This is exactly how I feel. I used to be somewhat interested in sports video games, but it finally dawned on me one day that the only way to really be good at sports games is to put in a long process of time and commitment to get better at it (or just play on the easiest level, which is way too easy to be fun), and I didn’t see the value in making that commitment. But I like martial arts and hand-to-hand combat and Marvel characters better than sports, so this seemed like a hobby more along my line. But it is just a hobby; I think there’s precious little chance that I’d ever be able to make a serious go of it in any professional capacity, so the only real reward we amateurs ever get is the feeling of success or mastery of a skill. And that is pretty hard to get when you’re just starting in this genre.
You can hit d/f again…
F, D/F, D, D/F+P = will execute a SRK in every Street Fighter Game
That’s all I’m contributing to this thread.
That is a point of frustration for many Marvel 3 players, since Capcom decided to make replays a feature exclusive to the Vita version. Without taking your own video of your gameplay, whether with some kind of capture device or the ol’ fashioned way (with a camera pointing at your TV screen), it can be difficult to judge where you went wrong in the heat of the fight.
The thing about Marvel 3 that makes it difficult for newer players to grasp, especially compared to something like SF4, is the pace at which things happen. Characters can apply mix-ups and get past your guard in the blink of an eye, one mistake can lead to the death of your character, and the eventual deaths of your other two characters upon their entry if you fail to guard against the incoming mix-up.
At this point in the game, people want you to practice your execution because that’s the first step to becoming proficient. If you can’t make your character do what you want, then you can’t play.

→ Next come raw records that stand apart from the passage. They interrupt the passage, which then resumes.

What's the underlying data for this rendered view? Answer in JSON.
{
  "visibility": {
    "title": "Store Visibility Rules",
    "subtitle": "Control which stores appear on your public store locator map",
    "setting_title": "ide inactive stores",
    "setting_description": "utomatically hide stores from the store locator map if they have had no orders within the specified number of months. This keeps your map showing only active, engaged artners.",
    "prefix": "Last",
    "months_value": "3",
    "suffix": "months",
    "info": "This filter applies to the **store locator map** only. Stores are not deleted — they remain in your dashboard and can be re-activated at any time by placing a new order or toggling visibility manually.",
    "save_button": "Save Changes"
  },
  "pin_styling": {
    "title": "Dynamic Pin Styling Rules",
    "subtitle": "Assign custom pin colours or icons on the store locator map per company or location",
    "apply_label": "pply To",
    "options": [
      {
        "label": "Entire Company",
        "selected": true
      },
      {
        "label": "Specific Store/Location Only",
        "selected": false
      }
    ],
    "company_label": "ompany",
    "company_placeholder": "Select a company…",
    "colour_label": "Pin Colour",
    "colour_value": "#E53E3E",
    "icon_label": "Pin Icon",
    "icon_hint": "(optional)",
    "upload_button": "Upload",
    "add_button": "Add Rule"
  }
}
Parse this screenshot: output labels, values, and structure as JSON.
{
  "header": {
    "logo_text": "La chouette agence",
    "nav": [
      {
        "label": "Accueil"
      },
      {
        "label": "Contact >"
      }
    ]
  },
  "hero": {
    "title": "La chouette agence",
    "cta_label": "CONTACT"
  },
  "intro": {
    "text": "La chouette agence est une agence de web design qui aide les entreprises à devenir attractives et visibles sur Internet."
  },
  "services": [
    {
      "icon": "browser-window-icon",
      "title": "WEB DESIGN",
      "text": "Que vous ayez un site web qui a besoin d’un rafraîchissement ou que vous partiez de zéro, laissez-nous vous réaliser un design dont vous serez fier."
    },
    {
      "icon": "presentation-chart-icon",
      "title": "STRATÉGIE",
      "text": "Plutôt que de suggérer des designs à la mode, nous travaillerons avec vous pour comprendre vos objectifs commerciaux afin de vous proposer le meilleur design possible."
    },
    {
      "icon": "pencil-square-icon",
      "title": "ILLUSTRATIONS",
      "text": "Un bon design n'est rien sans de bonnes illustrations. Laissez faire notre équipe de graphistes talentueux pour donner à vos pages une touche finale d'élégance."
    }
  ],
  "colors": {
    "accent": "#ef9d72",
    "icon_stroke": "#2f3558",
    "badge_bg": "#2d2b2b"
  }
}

Marvel 3 is a difficult game for beginners to grasp because there’s so many varied situations in it that may not have intuitive ways of escaping, and that if you fail your character will die and your next character will have to successfully escape a mix up. Also, it is a game that requires combos, since it is so unforgiving, you yourself must be just as unforgiving of your opponent’s mistakes.
If you can, try to put up some footage of your gameplay onto YouTube. Even if it’s some ghetto shakey-cam stuff, it’ll still show what you need to iron out. From your posts, it’s probably every part of your skillset that needs tooling, but a video can help people point out specific things to work on.
You’re over-thinking it. A cancel combo is when you combo 2 or more moves together by canceling the initial move(s). The LMHS combo (or if you have a PS3 and the button layout is set to default, Square, Triangle, Circle, X) is an example of a combo that utilizes canceling, since each subsequent attack cancels the animation of the last. For UMvC3 in general, all you have to do in order to cancel a move is to do the next move in the sequence. If a Ryu combo requires you to do a Hurricane Kick (quarter-circle back+attack button) and cancel it into a Shinkuu Hadouken (quarter-circle forward + 2 attack buttons), then you simply hit them with the Hurricane Kick, and while he’s still doing the Hurricane Kick, input the Shinkuu Hadouken. Ryu will immediately stop doing the first move and go into the second.
Fighting games are hard. There is no magic bullet, rarely is there any instant feeling of success or satisfaction. Yeah, a bit of a downer. Probably the best thing you could do is find a friend/a coach who does know how to play fighting games and have them help you along. You will probably progress faster and feel/see the progress more easily too.
The very basic basic basic umc3 guides on YouTube may be helpful to you(not good for anything other getting your toes wet.)